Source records

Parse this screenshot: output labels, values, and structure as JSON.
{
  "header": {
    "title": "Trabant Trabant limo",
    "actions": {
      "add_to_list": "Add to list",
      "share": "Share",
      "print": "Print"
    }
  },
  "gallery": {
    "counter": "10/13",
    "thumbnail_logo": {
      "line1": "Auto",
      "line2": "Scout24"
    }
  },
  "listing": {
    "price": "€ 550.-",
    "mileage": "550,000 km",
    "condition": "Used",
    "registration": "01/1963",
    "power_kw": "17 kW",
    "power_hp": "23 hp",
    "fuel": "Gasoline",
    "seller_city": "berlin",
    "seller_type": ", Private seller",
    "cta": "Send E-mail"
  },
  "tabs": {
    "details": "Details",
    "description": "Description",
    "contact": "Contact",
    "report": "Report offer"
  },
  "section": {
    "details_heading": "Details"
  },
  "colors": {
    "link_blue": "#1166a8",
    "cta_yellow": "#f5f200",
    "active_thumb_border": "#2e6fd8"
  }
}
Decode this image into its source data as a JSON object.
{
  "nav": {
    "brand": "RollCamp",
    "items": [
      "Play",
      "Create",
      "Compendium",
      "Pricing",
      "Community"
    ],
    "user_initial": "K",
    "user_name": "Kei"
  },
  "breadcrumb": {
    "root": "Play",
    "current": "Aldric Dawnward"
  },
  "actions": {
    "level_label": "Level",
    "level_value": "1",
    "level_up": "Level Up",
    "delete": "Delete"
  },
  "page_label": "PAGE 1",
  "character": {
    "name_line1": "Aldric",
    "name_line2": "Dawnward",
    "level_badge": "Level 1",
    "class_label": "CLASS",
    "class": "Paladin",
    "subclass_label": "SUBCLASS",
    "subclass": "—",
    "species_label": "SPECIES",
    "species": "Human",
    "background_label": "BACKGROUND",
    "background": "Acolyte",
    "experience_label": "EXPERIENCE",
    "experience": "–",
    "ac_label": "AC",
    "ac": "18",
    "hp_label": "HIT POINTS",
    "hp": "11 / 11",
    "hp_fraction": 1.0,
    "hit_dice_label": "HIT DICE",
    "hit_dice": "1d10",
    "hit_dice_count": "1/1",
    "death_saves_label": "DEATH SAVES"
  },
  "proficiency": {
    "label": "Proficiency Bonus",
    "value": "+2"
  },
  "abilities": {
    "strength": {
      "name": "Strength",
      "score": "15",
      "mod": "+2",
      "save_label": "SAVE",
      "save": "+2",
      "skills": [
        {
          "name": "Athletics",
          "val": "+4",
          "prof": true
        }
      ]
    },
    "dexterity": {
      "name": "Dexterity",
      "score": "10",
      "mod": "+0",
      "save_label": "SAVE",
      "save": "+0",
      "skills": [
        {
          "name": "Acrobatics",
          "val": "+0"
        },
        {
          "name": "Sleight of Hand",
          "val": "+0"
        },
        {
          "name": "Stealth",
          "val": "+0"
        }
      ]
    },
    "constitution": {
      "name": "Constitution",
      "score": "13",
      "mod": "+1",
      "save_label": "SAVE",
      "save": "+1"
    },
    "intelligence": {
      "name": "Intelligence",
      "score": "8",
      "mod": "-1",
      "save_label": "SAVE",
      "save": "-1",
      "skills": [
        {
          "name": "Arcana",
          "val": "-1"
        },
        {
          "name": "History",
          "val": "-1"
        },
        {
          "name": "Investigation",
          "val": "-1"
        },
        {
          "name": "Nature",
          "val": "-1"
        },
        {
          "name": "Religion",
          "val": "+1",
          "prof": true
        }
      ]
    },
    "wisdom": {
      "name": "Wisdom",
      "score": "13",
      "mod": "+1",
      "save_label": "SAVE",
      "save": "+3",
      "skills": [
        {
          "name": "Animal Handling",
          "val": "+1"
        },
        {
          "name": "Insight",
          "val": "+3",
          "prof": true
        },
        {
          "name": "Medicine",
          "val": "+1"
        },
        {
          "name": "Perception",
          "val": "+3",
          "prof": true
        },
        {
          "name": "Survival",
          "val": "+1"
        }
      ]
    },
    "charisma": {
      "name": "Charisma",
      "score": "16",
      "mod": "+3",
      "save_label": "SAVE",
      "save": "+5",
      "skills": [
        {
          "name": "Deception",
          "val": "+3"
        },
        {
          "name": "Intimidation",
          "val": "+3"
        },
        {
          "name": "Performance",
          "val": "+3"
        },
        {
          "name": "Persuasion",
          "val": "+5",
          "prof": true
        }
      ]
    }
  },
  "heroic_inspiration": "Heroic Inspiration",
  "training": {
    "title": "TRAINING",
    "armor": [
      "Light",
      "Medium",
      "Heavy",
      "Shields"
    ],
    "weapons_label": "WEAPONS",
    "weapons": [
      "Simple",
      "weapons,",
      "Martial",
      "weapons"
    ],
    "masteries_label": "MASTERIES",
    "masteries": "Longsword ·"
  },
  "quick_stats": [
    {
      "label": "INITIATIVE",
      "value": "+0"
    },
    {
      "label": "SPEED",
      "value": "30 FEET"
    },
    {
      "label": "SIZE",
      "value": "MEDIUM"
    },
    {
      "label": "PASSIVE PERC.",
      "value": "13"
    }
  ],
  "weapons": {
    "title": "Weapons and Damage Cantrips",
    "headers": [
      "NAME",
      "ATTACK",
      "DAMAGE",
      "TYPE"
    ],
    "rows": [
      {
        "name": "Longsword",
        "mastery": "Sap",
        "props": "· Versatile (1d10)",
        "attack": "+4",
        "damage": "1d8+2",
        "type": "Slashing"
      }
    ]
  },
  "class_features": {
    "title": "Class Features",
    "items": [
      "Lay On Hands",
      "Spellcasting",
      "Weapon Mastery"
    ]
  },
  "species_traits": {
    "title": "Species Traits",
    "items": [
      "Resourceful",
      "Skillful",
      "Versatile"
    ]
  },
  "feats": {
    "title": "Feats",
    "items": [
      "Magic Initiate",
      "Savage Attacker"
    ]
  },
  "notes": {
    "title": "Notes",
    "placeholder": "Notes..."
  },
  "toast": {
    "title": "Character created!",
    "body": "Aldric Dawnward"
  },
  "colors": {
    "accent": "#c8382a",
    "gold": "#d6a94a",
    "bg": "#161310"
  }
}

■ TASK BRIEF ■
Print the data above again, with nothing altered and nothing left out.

■ SOLUTION BELOW ■
Parse this screenshot: output labels, values, and structure as JSON.
{
  "header": {
    "title": "Trabant Trabant limo",
    "actions": {
      "add_to_list": "Add to list",
      "share": "Share",
      "print": "Print"
    }
  },
  "gallery": {
    "counter": "10/13",
    "thumbnail_logo": {
      "line1": "Auto",
      "line2": "Scout24"
    }
  },
  "listing": {
    "price": "€ 550.-",
    "mileage": "550,000 km",
    "condition": "Used",
    "registration": "01/1963",
    "power_kw": "17 kW",
    "power_hp": "23 hp",
    "fuel": "Gasoline",
    "seller_city": "berlin",
    "seller_type": ", Private seller",
    "cta": "Send E-mail"
  },
  "tabs": {
    "details": "Details",
    "description": "Description",
    "contact": "Contact",
    "report": "Report offer"
  },
  "section": {
    "details_heading": "Details"
  },
  "colors": {
    "link_blue": "#1166a8",
    "cta_yellow": "#f5f200",
    "active_thumb_border": "#2e6fd8"
  }
}
Decode this image into its source data as a JSON object.
{
  "nav": {
    "brand": "RollCamp",
    "items": [
      "Play",
      "Create",
      "Compendium",
      "Pricing",
      "Community"
    ],
    "user_initial": "K",
    "user_name": "Kei"
  },
  "breadcrumb": {
    "root": "Play",
    "current": "Aldric Dawnward"
  },
  "actions": {
    "level_label": "Level",
    "level_value": "1",
    "level_up": "Level Up",
    "delete": "Delete"
  },
  "page_label": "PAGE 1",
  "character": {
    "name_line1": "Aldric",
    "name_line2": "Dawnward",
    "level_badge": "Level 1",
    "class_label": "CLASS",
    "class": "Paladin",
    "subclass_label": "SUBCLASS",
    "subclass": "—",
    "species_label": "SPECIES",
    "species": "Human",
    "background_label": "BACKGROUND",
    "background": "Acolyte",
    "experience_label": "EXPERIENCE",
    "experience": "–",
    "ac_label": "AC",
    "ac": "18",
    "hp_label": "HIT POINTS",
    "hp": "11 / 11",
    "hp_fraction": 1.0,
    "hit_dice_label": "HIT DICE",
    "hit_dice": "1d10",
    "hit_dice_count": "1/1",
    "death_saves_label": "DEATH SAVES"
  },
  "proficiency": {
    "label": "Proficiency Bonus",
    "value": "+2"
  },
  "abilities": {
    "strength": {
      "name": "Strength",
      "score": "15",
      "mod": "+2",
      "save_label": "SAVE",
      "save": "+2",
      "skills": [
        {
          "name": "Athletics",
          "val": "+4",
          "prof": true
        }
      ]
    },
    "dexterity": {
      "name": "Dexterity",
      "score": "10",
      "mod": "+0",
      "save_label": "SAVE",
      "save": "+0",
      "skills": [
        {
          "name": "Acrobatics",
          "val": "+0"
        },
        {
          "name": "Sleight of Hand",
          "val": "+0"
        },
        {
          "name": "Stealth",
          "val": "+0"
        }
      ]
    },
    "constitution": {
      "name": "Constitution",
      "score": "13",
      "mod": "+1",
      "save_label": "SAVE",
      "save": "+1"
    },
    "intelligence": {
      "name": "Intelligence",
      "score": "8",
      "mod": "-1",
      "save_label": "SAVE",
      "save": "-1",
      "skills": [
        {
          "name": "Arcana",
          "val": "-1"
        },
        {
          "name": "History",
          "val": "-1"
        },
        {
          "name": "Investigation",
          "val": "-1"
        },
        {
          "name": "Nature",
          "val": "-1"
        },
        {
          "name": "Religion",
          "val": "+1",
          "prof": true
        }
      ]
    },
    "wisdom": {
      "name": "Wisdom",
      "score": "13",
      "mod": "+1",
      "save_label": "SAVE",
      "save": "+3",
      "skills": [
        {
          "name": "Animal Handling",
          "val": "+1"
        },
        {
          "name": "Insight",
          "val": "+3",
          "prof": true
        },
        {
          "name": "Medicine",
          "val": "+1"
        },
        {
          "name": "Perception",
          "val": "+3",
          "prof": true
        },
        {
          "name": "Survival",
          "val": "+1"
        }
      ]
    },
    "charisma": {
      "name": "Charisma",
      "score": "16",
      "mod": "+3",
      "save_label": "SAVE",
      "save": "+5",
      "skills": [
        {
          "name": "Deception",
          "val": "+3"
        },
        {
          "name": "Intimidation",
          "val": "+3"
        },
        {
          "name": "Performance",
          "val": "+3"
        },
        {
          "name": "Persuasion",
          "val": "+5",
          "prof": true
        }
      ]
    }
  },
  "heroic_inspiration": "Heroic Inspiration",
  "training": {
    "title": "TRAINING",
    "armor": [
      "Light",
      "Medium",
      "Heavy",
      "Shields"
    ],
    "weapons_label": "WEAPONS",
    "weapons": [
      "Simple",
      "weapons,",
      "Martial",
      "weapons"
    ],
    "masteries_label": "MASTERIES",
    "masteries": "Longsword ·"
  },
  "quick_stats": [
    {
      "label": "INITIATIVE",
      "value": "+0"
    },
    {
      "label": "SPEED",
      "value": "30 FEET"
    },
    {
      "label": "SIZE",
      "value": "MEDIUM"
    },
    {
      "label": "PASSIVE PERC.",
      "value": "13"
    }
  ],
  "weapons": {
    "title": "Weapons and Damage Cantrips",
    "headers": [
      "NAME",
      "ATTACK",
      "DAMAGE",
      "TYPE"
    ],
    "rows": [
      {
        "name": "Longsword",
        "mastery": "Sap",
        "props": "· Versatile (1d10)",
        "attack": "+4",
        "damage": "1d8+2",
        "type": "Slashing"
      }
    ]
  },
  "class_features": {
    "title": "Class Features",
    "items": [
      "Lay On Hands",
      "Spellcasting",
      "Weapon Mastery"
    ]
  },
  "species_traits": {
    "title": "Species Traits",
    "items": [
      "Resourceful",
      "Skillful",
      "Versatile"
    ]
  },
  "feats": {
    "title": "Feats",
    "items": [
      "Magic Initiate",
      "Savage Attacker"
    ]
  },
  "notes": {
    "title": "Notes",
    "placeholder": "Notes..."
  },
  "toast": {
    "title": "Character created!",
    "body": "Aldric Dawnward"
  },
  "colors": {
    "accent": "#c8382a",
    "gold": "#d6a94a",
    "bg": "#161310"
  }
}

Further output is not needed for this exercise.